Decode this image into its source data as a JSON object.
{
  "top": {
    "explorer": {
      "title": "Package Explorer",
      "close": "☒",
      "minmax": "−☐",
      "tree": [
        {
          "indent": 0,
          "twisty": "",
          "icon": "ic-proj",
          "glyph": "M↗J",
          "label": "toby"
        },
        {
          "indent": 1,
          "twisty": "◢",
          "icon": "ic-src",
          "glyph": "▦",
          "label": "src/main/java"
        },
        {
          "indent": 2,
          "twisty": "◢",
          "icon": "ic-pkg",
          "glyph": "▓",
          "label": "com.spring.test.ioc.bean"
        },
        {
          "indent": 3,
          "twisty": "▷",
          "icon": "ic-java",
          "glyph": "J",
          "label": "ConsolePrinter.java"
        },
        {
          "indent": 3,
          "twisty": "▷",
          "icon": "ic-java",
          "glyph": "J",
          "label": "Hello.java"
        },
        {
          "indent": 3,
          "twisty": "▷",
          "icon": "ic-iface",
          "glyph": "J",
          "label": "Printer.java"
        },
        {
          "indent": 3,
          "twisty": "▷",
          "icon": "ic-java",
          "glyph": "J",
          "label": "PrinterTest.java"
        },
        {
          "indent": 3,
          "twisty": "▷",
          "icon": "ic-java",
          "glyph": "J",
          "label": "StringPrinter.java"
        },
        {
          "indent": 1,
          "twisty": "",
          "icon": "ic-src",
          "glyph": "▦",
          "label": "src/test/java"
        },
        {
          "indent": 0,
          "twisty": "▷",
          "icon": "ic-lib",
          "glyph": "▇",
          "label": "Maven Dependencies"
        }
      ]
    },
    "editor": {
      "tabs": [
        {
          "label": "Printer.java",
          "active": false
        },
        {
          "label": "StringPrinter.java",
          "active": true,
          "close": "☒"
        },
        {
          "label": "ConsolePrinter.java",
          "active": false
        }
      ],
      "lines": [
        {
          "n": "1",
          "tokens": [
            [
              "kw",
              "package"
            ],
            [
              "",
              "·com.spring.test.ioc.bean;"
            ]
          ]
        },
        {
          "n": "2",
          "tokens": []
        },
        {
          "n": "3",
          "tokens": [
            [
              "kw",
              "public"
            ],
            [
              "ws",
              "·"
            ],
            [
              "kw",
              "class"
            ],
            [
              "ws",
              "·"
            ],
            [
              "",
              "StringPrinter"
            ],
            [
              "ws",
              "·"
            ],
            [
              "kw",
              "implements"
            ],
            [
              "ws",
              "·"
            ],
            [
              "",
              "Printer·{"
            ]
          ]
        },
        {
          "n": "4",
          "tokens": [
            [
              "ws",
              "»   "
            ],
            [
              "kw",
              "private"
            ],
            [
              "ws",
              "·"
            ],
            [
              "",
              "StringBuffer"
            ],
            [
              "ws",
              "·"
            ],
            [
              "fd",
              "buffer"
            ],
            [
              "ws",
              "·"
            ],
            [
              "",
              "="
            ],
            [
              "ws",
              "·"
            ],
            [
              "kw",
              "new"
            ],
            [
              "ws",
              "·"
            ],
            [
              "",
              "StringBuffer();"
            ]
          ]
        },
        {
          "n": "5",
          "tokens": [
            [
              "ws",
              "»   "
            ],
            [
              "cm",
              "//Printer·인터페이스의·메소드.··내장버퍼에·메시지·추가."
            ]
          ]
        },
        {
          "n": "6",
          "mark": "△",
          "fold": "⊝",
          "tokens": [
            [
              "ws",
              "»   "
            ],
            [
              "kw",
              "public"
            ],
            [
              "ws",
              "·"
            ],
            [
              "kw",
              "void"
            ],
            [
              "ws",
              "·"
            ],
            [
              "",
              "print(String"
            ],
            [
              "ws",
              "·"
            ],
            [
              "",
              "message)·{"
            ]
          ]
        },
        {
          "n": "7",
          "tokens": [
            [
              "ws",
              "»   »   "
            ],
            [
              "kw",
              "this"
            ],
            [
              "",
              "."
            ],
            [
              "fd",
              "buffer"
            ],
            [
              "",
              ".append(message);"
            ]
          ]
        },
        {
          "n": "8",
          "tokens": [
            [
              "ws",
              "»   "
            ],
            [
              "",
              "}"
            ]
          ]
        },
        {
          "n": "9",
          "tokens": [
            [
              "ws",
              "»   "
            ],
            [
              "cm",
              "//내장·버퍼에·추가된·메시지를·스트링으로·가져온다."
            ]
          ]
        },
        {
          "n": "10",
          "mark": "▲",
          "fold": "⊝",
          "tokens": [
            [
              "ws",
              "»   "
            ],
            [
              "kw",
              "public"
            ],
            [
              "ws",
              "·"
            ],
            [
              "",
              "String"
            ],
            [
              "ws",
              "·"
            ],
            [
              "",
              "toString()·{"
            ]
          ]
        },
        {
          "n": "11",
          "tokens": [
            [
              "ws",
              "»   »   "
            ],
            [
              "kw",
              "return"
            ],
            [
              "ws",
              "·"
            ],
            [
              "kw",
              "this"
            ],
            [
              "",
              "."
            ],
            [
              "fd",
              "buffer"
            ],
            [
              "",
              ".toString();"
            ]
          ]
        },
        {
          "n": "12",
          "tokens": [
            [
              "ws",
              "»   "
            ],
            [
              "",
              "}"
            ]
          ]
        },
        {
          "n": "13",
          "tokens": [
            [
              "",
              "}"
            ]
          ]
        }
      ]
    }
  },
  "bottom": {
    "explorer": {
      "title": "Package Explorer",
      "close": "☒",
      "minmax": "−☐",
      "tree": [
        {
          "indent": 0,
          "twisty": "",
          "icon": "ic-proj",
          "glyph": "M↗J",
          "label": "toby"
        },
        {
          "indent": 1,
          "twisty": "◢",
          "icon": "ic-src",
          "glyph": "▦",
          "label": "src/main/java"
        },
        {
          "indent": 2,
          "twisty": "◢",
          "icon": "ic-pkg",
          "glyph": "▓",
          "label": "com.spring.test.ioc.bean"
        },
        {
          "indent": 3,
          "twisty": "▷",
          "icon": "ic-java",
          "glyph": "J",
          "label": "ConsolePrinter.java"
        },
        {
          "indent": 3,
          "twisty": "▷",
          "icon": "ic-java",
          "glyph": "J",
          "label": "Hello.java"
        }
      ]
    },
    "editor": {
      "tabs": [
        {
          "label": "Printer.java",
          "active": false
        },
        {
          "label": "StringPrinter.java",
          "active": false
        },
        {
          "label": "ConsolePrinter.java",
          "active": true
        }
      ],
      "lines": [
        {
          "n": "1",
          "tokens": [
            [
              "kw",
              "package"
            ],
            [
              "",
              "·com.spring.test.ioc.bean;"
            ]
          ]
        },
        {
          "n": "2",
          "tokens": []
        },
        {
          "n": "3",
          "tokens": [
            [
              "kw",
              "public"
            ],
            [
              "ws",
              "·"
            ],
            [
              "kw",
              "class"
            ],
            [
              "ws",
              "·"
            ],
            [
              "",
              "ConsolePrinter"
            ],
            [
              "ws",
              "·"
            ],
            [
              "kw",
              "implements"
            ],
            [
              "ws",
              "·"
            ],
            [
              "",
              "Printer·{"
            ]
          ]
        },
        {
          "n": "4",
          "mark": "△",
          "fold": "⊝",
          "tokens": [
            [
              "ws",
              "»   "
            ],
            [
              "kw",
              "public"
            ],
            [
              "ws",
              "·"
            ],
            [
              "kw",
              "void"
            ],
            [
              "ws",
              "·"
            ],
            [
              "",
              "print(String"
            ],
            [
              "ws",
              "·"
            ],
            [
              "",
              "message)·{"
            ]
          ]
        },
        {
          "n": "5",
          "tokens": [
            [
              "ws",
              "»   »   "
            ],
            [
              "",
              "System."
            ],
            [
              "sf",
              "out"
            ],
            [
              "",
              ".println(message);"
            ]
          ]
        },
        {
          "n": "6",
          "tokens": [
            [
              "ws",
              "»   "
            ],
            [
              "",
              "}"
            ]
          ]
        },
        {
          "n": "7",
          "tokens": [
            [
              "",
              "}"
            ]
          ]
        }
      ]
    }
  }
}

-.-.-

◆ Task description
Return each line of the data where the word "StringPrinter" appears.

◆ Output of the task
          "label": "StringPrinter.java"
          "label": "StringPrinter.java",
              "StringPrinter"
          "label": "StringPrinter.java",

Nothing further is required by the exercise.